A little while ago, I saw a pretty inflammatory Camelbak advertisement: the last time you bought a hydration pack, they looked like this.
Nothing could be truer for me. I had an ancient blue Camelbak Mule, complete with zips busted from chronic overloading, horrendous fading and sweat staining, and a certified biohazard status. But, for all the years I’d had it, and thousands of kilometres in all kinds of conditions it had done, I’d never found another hydration bag that came close to carrying load as well as the Camelbak.
Anyway, my housemates banned me from shipping it to New Zealand (amen, poor little Mule), it was time to look into a replacement. There are plenty of good options on the market now, but the ability to carry weight well made me go straight back to Camelbak, and my tendency for overfilling made me look to the HAWG (heaps of water and gear).
The bag needed to fill a few criteria – it had to be capable of carrying sufficient gear for daily commuting (once earning me the nickname “backpack boy”), had to be able to carry enough gear for an epic day ride or summer overnighter, had to be able to carry lightly for the climbs, and stably for the descents. A tricky set of requirements to fulfil! Six months later, and I’ve done quite a few epics on the HAWG, including a nice 2 day 360km epic in 36 degree heat – enough to get a good feel for the bag.
The HAWG is a little different from the MULE, and has adapted to the requirements for bags to be stable descending, by using the “low rider” approach. This uses a completely different bladder shape (low and squat), and a snug and tight lumber belt to fit around the waist.
This is different for me – most of my riding had been done with hip straps open to minimise restrictions on hip and core movements while climbing.
It works pretty well – the bag carries low, snugly and tight on descents, with minimal obstruction or movement, even when loaded up heavily. When climbing, it can still be nice to open up the straps for a bit more wiggle room and flexibility – but most importantly, the bag still carries “lightly” even when loaded up with kilograms of gear.
The key to this is in the shape of the bag’s back support. While I haven’t assessed scientifically, the support of the bag is intended to follow the curvature of a slightly arched back which results from a conventional pedalling position. This allows an even distribution of weight across the back, rather than centralising across either the shoulders or the lumber. This, for me, has been the bane of so many walking packs for commuting or epic rides – with the straight back design, your lower back or shoulders overload almost immediately – disastrous memories of a Kiwi Brevet with a hiking pack and severely busted shoulders and back spring to mind.
This was confirmed for me when I took the HAWG for a day walk in the Able Tasman national park. Although it carried reasonably well, it immediately felt awkward and lumpy when loaded up against a straight back. In the proverbial light-bulb moment, the penny dropped for me that walking bags and riding bags are very, very different beasts.
My epic ride gear list might look something like the below:
- Large bladder and tabs/Steripen
- Sandwiches, bananas, muesli bars galore
- Suncream / chamois creme
- Rain shell / warm clothing
- First aid kit, spare tubes, pump, multi-tool, tyre boots, chain links, chain lube
- Sometimes, pads, or maybe even some snorkelling kit or similar
So, what comprises a bag suitable for an epic?
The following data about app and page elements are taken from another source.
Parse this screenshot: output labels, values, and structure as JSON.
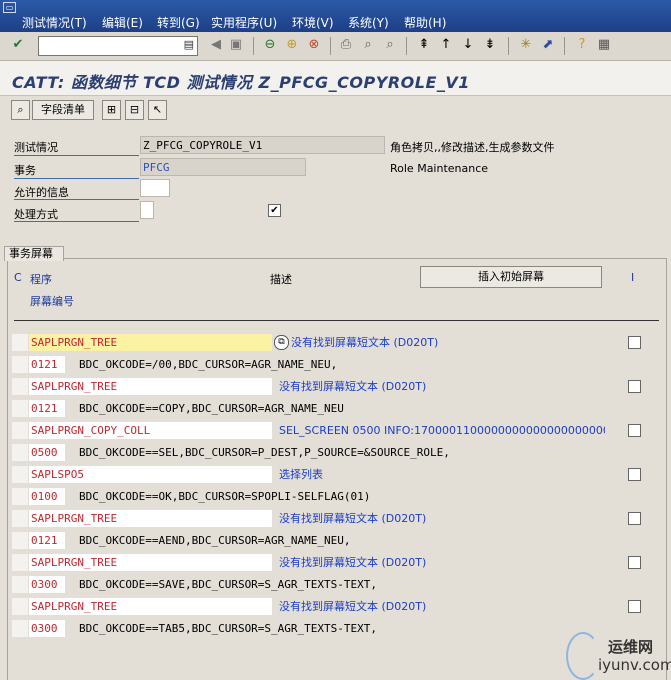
{
  "menubar": {
    "items": [
      "测试情况(T)",
      "编辑(E)",
      "转到(G)",
      "实用程序(U)",
      "环境(V)",
      "系统(Y)",
      "帮助(H)"
    ]
  },
  "toolbar": {
    "command_value": "",
    "icons": [
      "enter-icon",
      "dropdown-icon",
      "back-icon",
      "save-icon",
      "back-green-icon",
      "exit-icon",
      "cancel-icon",
      "print-icon",
      "find-icon",
      "find-next-icon",
      "first-page-icon",
      "prev-page-icon",
      "next-page-icon",
      "last-page-icon",
      "new-session-icon",
      "shortcut-icon",
      "help-icon",
      "layout-icon"
    ]
  },
  "title": "CATT: 函数细节 TCD  测试情况 Z_PFCG_COPYROLE_V1",
  "app_toolbar": {
    "field_list_label": "字段清单"
  },
  "form": {
    "test_case_label": "测试情况",
    "test_case_value": "Z_PFCG_COPYROLE_V1",
    "test_case_desc": "角色拷贝,,修改描述,生成参数文件",
    "transaction_label": "事务",
    "transaction_value": "PFCG",
    "transaction_desc": "Role Maintenance",
    "allowed_msg_label": "允许的信息",
    "processing_label": "处理方式",
    "processing_checked": "✔"
  },
  "group": {
    "title": "事务屏幕",
    "col_c": "C",
    "col_program": "程序",
    "col_screen_no": "屏幕编号",
    "col_desc": "描述",
    "insert_button": "插入初始屏幕",
    "col_i": "I"
  },
  "rows": [
    {
      "program": "SAPLPRGN_TREE",
      "desc": "没有找到屏幕短文本 (D020T)",
      "screen": "0121",
      "fields": "BDC_OKCODE=/00,BDC_CURSOR=AGR_NAME_NEU,"
    },
    {
      "program": "SAPLPRGN_TREE",
      "desc": "没有找到屏幕短文本 (D020T)",
      "screen": "0121",
      "fields": "BDC_OKCODE==COPY,BDC_CURSOR=AGR_NAME_NEU"
    },
    {
      "program": "SAPLPRGN_COPY_COLL",
      "desc": "SEL_SCREEN 0500 INFO:17000011000000000000000000000",
      "screen": "0500",
      "fields": "BDC_OKCODE==SEL,BDC_CURSOR=P_DEST,P_SOURCE=&SOURCE_ROLE,"
    },
    {
      "program": "SAPLSPO5",
      "desc": "选择列表",
      "screen": "0100",
      "fields": "BDC_OKCODE==OK,BDC_CURSOR=SPOPLI-SELFLAG(01)"
    },
    {
      "program": "SAPLPRGN_TREE",
      "desc": "没有找到屏幕短文本 (D020T)",
      "screen": "0121",
      "fields": "BDC_OKCODE==AEND,BDC_CURSOR=AGR_NAME_NEU,"
    },
    {
      "program": "SAPLPRGN_TREE",
      "desc": "没有找到屏幕短文本 (D020T)",
      "screen": "0300",
      "fields": "BDC_OKCODE==SAVE,BDC_CURSOR=S_AGR_TEXTS-TEXT,"
    },
    {
      "program": "SAPLPRGN_TREE",
      "desc": "没有找到屏幕短文本 (D020T)",
      "screen": "0300",
      "fields": "BDC_OKCODE==TAB5,BDC_CURSOR=S_AGR_TEXTS-TEXT,"
    }
  ],
  "watermark": {
    "line1": "运维网",
    "line2": "iyunv.com"
  }
}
The key criteria is the ability to carry lots of water easily, and the HAWG uses a 3L bladder, with a detachable hose to ease with refilling. Then, you need the ability to carry “heaps of gear”. The HAWG has a 17L capacity, realised across three major compartments. This is nifty, because it facilitates one of the vital laws of epic riding packing: separation of contents! (such as, separating riding food from rain clothes, thus avoiding the horror of mashed banana skin inside an undershirt. There are separate little pouches for tools, pumps, and a loop to attach keys or other precious and easily lost items.
What I’m not so fond of is that the zips extend full-length – while this helps with loading the bag, it’s easy for a careless user like me to leave little gaps at the side and jettison valuable cargo.
In keeping with the competitor Osprey, there are also a few bells and whistles – magnetic tube holders, detachable hoses, and a few little gear loops, small food pouches in the hip belts, helmet clips, and a rain flap . As cool as they are, I’m inclined to think they’re a little lost on a stuff-and-go person like me. Most importantly, the valve on the bladders is a simple lever system – effective and easy – sweet relief from the slightly infuriating bite valves of the past.
After 6 months or so I’m very content and have found a great companion for epic rides. I think the MULE, with its simpler hip straps and no-frills layout may be the better option for the XC oriented rider, but have appreciated the stability of the HAWG bombing down hills. I can only hope it lasts as long as my previous Camelbak…
Thanks to Matt Staggs for the detail shots.